At one time, not so long ago, railway sleepers were a cheap material for garden use, but nowadays they are scarce and relatively expensive. Still. if you can find them, they are a good option for patios, steps, and even as a border for ground-level planters. It is preferable to separate them with a ground cover, both to enhance their attractiveness and to provide a secure grip underfoot.
This is not commonly used as a ground surface on its own, as it tends to blow away in hot, dry weather and to become messy in wet weather. It may also be difficult to maintain weed control. Sand gardens are, however, an integral part of many Japanese-style homes. In this instance, coarse sand is laid and raked into different patterns for effect.
Available in both regular and irregular shapes, slate – which is usually set on top of a concrete base – is useful for patios, paths and steps.
If this is your chosen material and yours is a formal garden, you will have to use uniform pieces (which are not always readily obtainable) or tiles.
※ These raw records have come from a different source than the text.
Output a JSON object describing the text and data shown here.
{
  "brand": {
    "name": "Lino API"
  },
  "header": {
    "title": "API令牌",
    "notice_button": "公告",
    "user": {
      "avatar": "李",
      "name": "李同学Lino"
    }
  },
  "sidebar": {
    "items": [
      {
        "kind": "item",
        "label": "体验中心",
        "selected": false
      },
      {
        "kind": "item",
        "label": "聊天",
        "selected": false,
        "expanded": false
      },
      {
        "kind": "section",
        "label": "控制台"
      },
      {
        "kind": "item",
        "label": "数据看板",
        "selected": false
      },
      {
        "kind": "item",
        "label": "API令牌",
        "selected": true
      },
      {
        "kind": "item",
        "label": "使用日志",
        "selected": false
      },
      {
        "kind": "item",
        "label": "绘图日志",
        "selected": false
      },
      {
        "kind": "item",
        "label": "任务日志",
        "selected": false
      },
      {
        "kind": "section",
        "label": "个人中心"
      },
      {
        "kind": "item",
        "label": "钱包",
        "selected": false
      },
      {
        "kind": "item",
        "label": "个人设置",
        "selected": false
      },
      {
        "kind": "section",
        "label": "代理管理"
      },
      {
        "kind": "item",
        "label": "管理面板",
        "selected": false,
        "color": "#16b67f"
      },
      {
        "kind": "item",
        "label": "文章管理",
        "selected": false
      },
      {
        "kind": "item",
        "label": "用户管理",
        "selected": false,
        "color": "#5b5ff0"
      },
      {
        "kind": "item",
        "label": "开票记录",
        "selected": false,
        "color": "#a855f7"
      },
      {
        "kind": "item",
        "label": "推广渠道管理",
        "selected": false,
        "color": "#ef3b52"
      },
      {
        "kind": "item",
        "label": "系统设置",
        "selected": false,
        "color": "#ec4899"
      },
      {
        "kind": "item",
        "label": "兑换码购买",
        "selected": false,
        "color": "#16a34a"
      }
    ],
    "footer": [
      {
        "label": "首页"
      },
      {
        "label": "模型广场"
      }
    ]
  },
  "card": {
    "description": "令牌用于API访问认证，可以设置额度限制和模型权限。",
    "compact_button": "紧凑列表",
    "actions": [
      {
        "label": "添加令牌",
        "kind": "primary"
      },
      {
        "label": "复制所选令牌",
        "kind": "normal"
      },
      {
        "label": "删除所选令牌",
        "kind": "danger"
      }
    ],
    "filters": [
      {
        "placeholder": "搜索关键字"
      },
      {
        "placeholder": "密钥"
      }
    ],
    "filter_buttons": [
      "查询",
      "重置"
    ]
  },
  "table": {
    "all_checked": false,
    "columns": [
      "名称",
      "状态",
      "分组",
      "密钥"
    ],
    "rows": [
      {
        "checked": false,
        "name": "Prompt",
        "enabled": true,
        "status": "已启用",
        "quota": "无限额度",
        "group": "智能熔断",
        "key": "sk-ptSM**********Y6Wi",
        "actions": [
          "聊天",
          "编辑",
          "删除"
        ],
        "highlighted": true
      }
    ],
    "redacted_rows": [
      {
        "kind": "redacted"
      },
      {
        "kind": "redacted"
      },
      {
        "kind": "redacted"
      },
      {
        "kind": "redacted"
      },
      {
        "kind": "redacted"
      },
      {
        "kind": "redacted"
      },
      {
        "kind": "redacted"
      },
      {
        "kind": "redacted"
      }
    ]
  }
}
Random ‘crazy paving’, on the other hand, is well suited to informal gardens, especially those planted in the old-fashioned Cottage style, and is reasonably easy to obtain. Moreover, it is a fairly easy surface to lay.
A natural garden material, stone may be used for building steps, pathways, terraces, patios and swimming pool surrounds.
Irregular pieces of cut stone are suitable for ‘crazy paving’ and crushed stone may be used in much the same manner as gravel. Large stones, of course, will be an essential part of any rockery or rock garden, and cobblestones are particularly appropriate to the Cottage style.
Simulated stone is now widely available. This is cement-based and factory moulded, regular in shape and therefore considerably simpler to lay than genuine cut stone.
One can easily soften the overall effect of a stone paved surface, simply by allowing perennial ground covers to grow in spaces between the stones. Herbs such as thyme, creeping marjoram and pennyroyal, which release a fragrant smell when crushed underfoot, are a delight. They may also be used as a ground cover on their own rather than for garden floors as such.
Suitable for patio surfaces and pool surrounds, tiles intended for outdoor areas should always have a matt finish and be non-slip. Terrazzo, terracotta and quarry tiles are especially recommended as they will blend with the natural environment in terms of both texture and color.
You lay outdoor tiles in exactly the same way as the indoor type – on a smoothly screeded concrete surface – and then fill the gaps with grout.
The most common decking material, and suitable for many parts of the garden. Choose hardwoods (meranti, afrormosia, Philippine mahogany or teak) and treat for longevity. Pine is not an appropriate timber for garden construction.
A major advantage of timber decking is that it enables homeowners on steeply sloping plots to establish a useful flat surface without excavation, retaining walls and soon. In this situation, it is often the most practical material available.
Nicely rounded slices of tree-trunk make attractive stepping stones. Place them in ground cover (it is generally tricky to keep lawn looking trim around the circular pieces). Although they do tend to become slippery. they can also be used for rustic garden steps, and even for a patio or driveway. If laid over a reasonably wide area ensure that the finish is slightly uneven. This will provide a grip for car wheels and make it less treacherous in wet weather